Invasive Species Compendium

Detailed coverage of invasive species threatening livelihoods and the environment worldwide

Abstract

Can small-bodied Daphnia control Raphidiopsis raciborskii in eutrophic tropical lakes? A mesocosm experiment.

Abstract

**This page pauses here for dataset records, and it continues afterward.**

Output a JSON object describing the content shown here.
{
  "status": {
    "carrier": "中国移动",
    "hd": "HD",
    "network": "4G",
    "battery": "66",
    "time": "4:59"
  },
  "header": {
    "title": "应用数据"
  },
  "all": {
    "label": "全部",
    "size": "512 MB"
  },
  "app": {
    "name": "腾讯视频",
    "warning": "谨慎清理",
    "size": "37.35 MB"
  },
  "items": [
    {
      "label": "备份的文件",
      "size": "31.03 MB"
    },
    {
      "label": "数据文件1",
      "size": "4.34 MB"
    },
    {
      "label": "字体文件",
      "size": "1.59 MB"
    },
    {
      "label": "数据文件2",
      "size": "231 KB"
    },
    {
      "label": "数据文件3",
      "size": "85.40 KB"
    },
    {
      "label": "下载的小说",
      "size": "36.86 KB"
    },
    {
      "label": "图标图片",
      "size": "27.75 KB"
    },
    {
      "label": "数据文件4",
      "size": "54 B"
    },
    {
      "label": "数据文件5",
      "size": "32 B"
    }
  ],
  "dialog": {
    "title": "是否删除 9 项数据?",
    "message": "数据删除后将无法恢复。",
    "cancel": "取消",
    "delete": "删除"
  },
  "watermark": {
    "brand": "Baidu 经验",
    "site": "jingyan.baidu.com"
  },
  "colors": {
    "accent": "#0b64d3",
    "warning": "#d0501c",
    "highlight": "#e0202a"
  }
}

Raphidiopsis raciborskii is being considered an expanding, invasive species all over the world. It is a potentially toxin producer cyanobacterium and form blooms specially in (sub)tropical lakes, causing concern to public health. Thus, controlling such phenomena are of vital importance. To test the hypothesis that a tropical clone of Daphnia laevis is able to reduce the biomass of R. raciborskii, we performed a mesocosm experiment simulating a bloom of this cyanobacterium in field conditions and exposing it to ecologically relevant densities of daphniids. In addition, we tested the hypothesis that omnivorous fish would be able to exert a top-down effect on Daphnia, decreasing the effectiveness of this control. We used treatments with (10 and 20 Daphnia L-1) or without Daphnia and fish (3 per mesocosm). Daphnia was able to significantly reduce the biomass of R. raciborskii only at the highest density tested. Fish had low effect on Daphnia biomass, but it is suggested that nutrient recycling by fish might have contributed to the higher R. raciborskii biomass in fish treatments. This is the first evidence of Daphnia control over saxitoxin-producing cyanobacteria in a tropical ecosystem.